:: SUPPLIED INFORMATION ::
# # # # # # #
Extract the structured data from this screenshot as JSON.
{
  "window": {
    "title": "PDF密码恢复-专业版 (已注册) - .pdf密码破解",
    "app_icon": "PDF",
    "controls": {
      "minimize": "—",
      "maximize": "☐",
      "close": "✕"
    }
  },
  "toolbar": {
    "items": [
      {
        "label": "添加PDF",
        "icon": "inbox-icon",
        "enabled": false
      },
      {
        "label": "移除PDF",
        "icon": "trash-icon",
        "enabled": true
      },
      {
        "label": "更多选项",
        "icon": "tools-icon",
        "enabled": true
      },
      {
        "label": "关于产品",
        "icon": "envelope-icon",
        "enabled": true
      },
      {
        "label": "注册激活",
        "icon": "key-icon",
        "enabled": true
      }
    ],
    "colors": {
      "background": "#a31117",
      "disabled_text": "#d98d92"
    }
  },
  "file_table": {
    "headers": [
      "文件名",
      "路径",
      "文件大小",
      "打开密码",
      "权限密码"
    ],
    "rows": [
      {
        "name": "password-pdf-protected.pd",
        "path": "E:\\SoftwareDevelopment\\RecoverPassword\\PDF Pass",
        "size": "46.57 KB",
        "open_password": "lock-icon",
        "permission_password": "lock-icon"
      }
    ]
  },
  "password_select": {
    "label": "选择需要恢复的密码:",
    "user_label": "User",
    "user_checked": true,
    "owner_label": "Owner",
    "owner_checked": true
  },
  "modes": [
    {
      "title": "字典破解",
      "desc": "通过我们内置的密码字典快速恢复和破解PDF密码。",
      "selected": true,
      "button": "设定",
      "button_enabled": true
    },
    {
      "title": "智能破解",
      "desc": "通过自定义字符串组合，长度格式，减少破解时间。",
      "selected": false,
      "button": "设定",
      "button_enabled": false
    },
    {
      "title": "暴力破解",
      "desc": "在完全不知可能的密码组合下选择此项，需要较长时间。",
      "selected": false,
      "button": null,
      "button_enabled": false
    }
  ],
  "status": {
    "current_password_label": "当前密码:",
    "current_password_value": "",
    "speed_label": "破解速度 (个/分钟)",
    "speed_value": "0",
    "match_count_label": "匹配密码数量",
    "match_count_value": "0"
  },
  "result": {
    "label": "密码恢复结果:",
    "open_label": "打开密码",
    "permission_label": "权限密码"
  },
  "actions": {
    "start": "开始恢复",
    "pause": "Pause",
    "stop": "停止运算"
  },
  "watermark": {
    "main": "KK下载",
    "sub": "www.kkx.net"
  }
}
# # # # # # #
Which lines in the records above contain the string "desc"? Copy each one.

:: YOUR RESPONSE ::
      "desc": "通过我们内置的密码字典快速恢复和破解PDF密码。",
      "desc": "通过自定义字符串组合，长度格式，减少破解时间。",
      "desc": "在完全不知可能的密码组合下选择此项，需要较长时间。",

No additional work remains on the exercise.